WADA has subsequently partnered with Interpol and World Customs to ensure that evidence that is gathered daily by the enforcement agencies can be shared with sport.
Intelligence gathering and investigations have been an important part of WADA’s overall strategy and will no doubt have a greater influence going forward. Testing and analysis is absolutely critical in the fight against doping in sport – and always will be. But the anti-doping community has more than one pillar, and intelligence is now part of an overall strategy that also includes education and outreach.
The evolution of science and the increasing influence of the underworld in doping activities have increased the challenge faced by the anti-doping authorities, both sport bodies and national agencies, almost on a yearly basis as dopers become even more sophisticated, aided by unscrupulous members of the athlete entourage. We have constantly alerted the world of sport to this. But testing remains the bedrock of the anti-doping community’s activities. There will always be ways to improve the programs and we are embarking on projects to assist those responsible to be more effective and efficient. The clean athlete deserves that.
What I can say is that testing is significantly more effective today than it was in your day, and significantly more effective today than it was 10 years ago. And if you were competing today I can guarantee that you would notice the difference; you would know that the athletes lining up alongside you are no longer able to abuse drugs with impunity.
3. There are references in your article to WADA’s budget and that of the anti-doping community worldwide. You are correct that WADA’s 2010 expenditure was approximately $29m (GBP 18m). The world of sport and the world’s governments meet half each. The budget is fully scrutinized by our Board. Every dollar is accounted for and explained.
We spend 20% annually on scientific research and much progress has been made as a result. We monitor the accredited laboratories; we review every sanction and appeal those which are inconsistent with the Code. We review all the Therapeutic Use Exemptions (TUEs) granted to elite athletes, we prepare the Prohibited List annually; we provide educational materials and programs to all. We prepare a regular compliance report, we work together with UNESCO, Interpol, World Customs, the International Pharmaceutical Manufacturers, and we have established 15 Regional Anti-Doping Organizations covering 119 countries. And much more.
However, budgets are always relative to the task in hand and many in the world of sport and anti-doping would concur that $26.7m (GBP 16.9m) – WADA’s revenue in 2011 – is markedly insufficient to lead the fight against what is the biggest threat to modern sport.
I do not know the exact revenue generated annually by sport across the world, but a quick Google search reveals a figure of $200 billion.
Compare that to the budget WADA has run the many programs and activities globally and I think many would agree that it is not a huge figure.
Some have suggested that the business of sport – and not just the IOC and governments – should be made to contribute to keeping their industry clean of cheats. When you consider that WADA’s 2011 budget equates to a miniscule 0.013 per cent of sport’s annual global revenue, it is easy to see how this argument developed.

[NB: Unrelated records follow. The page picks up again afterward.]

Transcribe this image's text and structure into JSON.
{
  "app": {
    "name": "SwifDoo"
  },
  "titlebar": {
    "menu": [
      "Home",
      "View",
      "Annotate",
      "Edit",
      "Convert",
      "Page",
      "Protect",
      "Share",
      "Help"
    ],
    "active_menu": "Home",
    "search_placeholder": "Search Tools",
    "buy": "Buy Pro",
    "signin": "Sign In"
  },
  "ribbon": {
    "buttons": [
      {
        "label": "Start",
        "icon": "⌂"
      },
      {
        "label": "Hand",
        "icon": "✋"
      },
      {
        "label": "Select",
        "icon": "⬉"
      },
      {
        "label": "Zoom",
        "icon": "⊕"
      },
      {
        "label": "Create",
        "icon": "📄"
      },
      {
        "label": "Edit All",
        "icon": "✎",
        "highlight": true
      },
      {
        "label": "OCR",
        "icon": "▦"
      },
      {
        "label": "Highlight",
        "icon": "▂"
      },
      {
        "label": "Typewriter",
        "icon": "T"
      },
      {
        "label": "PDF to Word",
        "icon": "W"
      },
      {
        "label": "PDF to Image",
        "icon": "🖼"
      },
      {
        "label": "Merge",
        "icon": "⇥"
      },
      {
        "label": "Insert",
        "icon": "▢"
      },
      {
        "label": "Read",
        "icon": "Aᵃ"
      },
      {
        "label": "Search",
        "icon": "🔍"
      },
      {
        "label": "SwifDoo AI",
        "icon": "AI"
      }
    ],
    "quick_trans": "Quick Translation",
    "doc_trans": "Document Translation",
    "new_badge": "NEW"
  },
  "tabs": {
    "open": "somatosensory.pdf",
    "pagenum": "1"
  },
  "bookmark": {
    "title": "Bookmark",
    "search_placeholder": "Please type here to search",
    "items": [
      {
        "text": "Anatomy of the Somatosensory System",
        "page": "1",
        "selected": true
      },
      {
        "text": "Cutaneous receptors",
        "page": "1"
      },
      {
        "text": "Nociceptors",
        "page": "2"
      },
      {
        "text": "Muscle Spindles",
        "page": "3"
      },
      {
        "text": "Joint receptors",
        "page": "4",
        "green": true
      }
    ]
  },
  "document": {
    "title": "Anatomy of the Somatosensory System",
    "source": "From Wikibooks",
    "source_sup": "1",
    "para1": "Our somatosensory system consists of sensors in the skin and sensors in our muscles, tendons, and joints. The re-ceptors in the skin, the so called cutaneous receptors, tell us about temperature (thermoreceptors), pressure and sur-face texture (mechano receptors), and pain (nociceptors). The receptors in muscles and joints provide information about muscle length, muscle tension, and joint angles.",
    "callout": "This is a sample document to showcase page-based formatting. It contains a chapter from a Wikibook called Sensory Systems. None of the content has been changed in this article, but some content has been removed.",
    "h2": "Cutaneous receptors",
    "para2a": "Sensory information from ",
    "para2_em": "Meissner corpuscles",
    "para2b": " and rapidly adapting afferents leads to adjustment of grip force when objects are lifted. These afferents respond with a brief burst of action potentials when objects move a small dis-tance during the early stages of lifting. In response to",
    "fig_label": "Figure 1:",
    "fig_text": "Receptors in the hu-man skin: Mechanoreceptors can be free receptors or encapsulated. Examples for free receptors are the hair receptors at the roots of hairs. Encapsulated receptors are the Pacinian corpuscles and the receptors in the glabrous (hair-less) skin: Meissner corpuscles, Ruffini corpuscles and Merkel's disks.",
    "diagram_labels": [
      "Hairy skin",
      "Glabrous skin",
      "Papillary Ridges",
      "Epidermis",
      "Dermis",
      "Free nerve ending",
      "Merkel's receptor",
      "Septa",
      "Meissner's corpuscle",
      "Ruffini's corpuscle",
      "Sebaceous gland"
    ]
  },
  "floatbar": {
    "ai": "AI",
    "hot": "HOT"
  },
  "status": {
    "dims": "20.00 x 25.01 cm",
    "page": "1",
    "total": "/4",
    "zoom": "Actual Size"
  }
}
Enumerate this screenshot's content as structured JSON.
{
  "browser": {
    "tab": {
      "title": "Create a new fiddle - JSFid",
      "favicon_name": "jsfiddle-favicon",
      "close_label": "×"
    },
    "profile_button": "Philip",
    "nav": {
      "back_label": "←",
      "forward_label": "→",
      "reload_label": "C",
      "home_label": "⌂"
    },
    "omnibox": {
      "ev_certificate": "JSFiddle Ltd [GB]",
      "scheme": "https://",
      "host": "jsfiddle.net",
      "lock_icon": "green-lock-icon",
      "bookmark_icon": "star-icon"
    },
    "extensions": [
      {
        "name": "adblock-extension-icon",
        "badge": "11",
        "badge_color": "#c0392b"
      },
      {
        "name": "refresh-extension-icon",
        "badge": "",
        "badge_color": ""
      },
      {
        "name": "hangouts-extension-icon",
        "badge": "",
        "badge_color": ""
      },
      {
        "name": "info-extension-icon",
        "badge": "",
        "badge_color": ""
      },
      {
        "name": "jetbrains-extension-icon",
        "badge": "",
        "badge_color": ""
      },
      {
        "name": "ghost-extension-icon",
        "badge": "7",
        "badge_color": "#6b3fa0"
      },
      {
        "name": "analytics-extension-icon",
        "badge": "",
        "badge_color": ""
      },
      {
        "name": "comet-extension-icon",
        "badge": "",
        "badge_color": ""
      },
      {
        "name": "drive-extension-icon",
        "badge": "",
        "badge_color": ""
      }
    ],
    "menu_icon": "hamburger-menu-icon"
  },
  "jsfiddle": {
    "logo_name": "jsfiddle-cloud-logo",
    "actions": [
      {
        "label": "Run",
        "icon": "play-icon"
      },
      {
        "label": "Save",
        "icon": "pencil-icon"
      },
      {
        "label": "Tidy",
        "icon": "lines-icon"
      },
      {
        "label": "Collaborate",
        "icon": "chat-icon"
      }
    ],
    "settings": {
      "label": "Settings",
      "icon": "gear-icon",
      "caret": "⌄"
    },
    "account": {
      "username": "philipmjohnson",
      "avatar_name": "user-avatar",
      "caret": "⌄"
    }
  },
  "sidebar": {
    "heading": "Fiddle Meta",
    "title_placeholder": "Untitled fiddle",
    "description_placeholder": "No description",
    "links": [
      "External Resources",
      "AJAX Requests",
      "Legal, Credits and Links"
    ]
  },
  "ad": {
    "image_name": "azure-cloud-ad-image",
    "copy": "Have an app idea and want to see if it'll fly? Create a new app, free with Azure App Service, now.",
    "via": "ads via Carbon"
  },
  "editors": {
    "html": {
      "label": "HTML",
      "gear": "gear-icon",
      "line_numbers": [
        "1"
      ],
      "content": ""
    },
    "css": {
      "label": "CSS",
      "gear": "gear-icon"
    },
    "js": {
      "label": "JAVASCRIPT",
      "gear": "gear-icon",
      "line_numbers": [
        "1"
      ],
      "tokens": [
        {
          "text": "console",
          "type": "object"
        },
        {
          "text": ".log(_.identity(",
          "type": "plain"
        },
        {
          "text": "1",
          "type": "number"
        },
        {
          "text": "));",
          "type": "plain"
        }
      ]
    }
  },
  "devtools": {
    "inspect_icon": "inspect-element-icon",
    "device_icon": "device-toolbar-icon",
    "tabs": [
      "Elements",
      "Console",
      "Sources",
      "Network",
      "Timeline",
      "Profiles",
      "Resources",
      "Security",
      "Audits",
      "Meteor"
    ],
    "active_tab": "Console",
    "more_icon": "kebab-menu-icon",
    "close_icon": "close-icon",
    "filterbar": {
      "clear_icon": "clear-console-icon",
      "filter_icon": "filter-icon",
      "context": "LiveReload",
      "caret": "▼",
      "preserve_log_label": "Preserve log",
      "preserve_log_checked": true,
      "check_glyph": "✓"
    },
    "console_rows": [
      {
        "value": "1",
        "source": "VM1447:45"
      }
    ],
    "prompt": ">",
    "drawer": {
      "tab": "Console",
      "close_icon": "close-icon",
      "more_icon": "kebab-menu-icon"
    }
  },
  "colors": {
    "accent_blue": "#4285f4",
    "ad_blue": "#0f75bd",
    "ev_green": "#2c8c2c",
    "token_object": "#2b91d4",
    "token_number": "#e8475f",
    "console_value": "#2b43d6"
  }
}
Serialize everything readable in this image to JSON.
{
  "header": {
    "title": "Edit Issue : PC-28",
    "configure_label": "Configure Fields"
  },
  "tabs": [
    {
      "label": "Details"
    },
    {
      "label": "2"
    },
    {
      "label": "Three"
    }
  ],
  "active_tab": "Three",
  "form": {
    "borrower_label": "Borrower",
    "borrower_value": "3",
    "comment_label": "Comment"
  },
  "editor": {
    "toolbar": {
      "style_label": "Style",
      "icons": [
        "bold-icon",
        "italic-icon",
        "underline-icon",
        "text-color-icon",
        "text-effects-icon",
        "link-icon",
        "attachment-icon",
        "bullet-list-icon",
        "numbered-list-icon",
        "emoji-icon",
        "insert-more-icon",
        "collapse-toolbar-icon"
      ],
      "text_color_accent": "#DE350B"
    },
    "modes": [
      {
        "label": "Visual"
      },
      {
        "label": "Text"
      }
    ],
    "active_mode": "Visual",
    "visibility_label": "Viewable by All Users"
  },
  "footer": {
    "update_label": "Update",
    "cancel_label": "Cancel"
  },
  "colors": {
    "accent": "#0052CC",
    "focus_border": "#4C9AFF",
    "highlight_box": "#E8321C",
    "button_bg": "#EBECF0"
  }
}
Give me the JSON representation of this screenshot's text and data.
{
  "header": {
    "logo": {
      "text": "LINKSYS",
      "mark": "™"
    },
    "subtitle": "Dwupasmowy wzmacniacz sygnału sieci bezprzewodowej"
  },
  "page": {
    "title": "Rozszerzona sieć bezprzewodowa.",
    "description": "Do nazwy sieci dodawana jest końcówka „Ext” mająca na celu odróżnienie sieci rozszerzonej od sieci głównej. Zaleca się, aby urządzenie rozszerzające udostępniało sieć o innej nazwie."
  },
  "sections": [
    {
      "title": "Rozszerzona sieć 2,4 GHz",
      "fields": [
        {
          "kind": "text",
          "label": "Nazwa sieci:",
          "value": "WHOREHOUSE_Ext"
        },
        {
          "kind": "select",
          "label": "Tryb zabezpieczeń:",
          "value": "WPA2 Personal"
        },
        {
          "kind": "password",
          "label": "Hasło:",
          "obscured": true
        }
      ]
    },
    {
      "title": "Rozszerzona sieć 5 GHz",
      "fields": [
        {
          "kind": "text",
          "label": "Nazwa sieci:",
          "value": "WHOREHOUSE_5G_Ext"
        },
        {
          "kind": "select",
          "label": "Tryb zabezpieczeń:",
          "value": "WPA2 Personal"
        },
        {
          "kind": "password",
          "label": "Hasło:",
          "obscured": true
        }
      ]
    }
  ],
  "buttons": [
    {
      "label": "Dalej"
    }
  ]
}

4. My final point concerns your reference to the “bean-counters and do-gooders” that you say make up the WADA staff. I am not sure how you have reached that description nor do you attempt to explain it. However, I can advise you that we have a highly-competent and highly-qualified team of 55 spread over our five offices who do ‘good’ on a daily basis, and are whole-heartedly committed to the ‘clean’ athlete and to making sport as drug free as possible.
I would challenge you to find an organization that has achieved so much in such a short period of time, and united the world in the process.
World Anti-Doping Agency (WADA)